The intense relationship people may have with space and place is being replaced by an intense struggle to validate one’s own claim to a slice of land. Spatial intensity becomes spatial violence – symbolic, invisible aggression against space, which are nevertheless visible in the physicality of the city. The challenge here is to recognise and question this aggression and allow the discourse on urban growth to shift from a narrative of commodification and expansion to one of interconnectedness of humanity and space.

Belgian photographer Filip Dujardin manipulates images of urban space to produce realistic future scenarios, yet with absurd and grotesque elements. His fictitious collages raise the question of an ethical approach to building, as they mimic a reality we should fear. His monstrous architectural structures feature overlapped and repetitive elements, reducing the functionality of the building in order to question its very purpose.

 From the series Ponte City by Mikhael Subotzky.

From the series Ponte City by Mikhael Subotzky.

 From the series  Fictions  by Filip Dujardin.

From the series Fictions by Filip Dujardin.

These impossible projects call for a stretch of imagination, while keeping a realistic approach to execution. Absurd and impractical design is executed with recognisable materials, which are a trace of human intention, bringing absurdity to the realm of the familiar. This dystopian take on architecture illustrates a subversion of the idea of intensity in the context of a city; it visualises density as a quality of built environment, emphasising inhabitability as a consequence. One feature that stands out in these eerie settings is the absence of in-between spaces, which would harbour human life, energy, and interaction. The artists crams together buildings, walls, rooftops, and facades, ending up with misbehaving architecture; unruly giants that seem to overwrite their history and instrumentality; hybrids whose existence could not be reasonably explained.

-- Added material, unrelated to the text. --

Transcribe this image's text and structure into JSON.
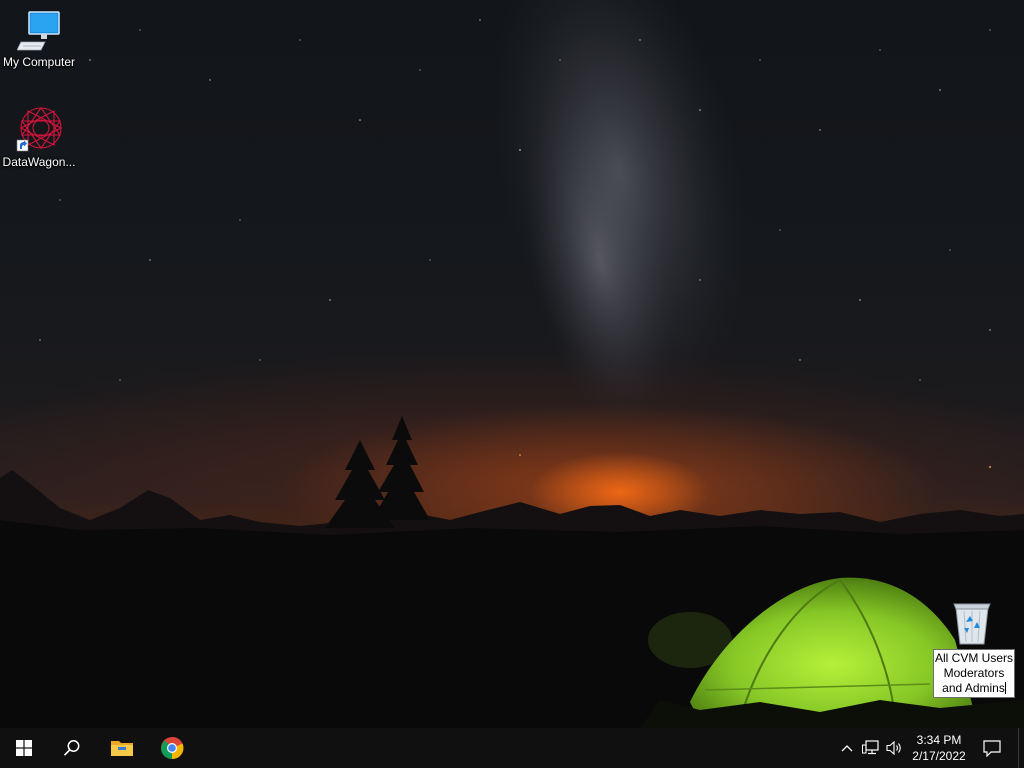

Dujardin’s scenarios are violent – they force man-made structures into distorted shapes, eventually resembling something else than man-made work. This, however, is a subtle point these architectural paradoxes make: if we can imagine something so absurd, grotesque, and violent, are we truly far away from actually building it?

Words - Elena Stanciu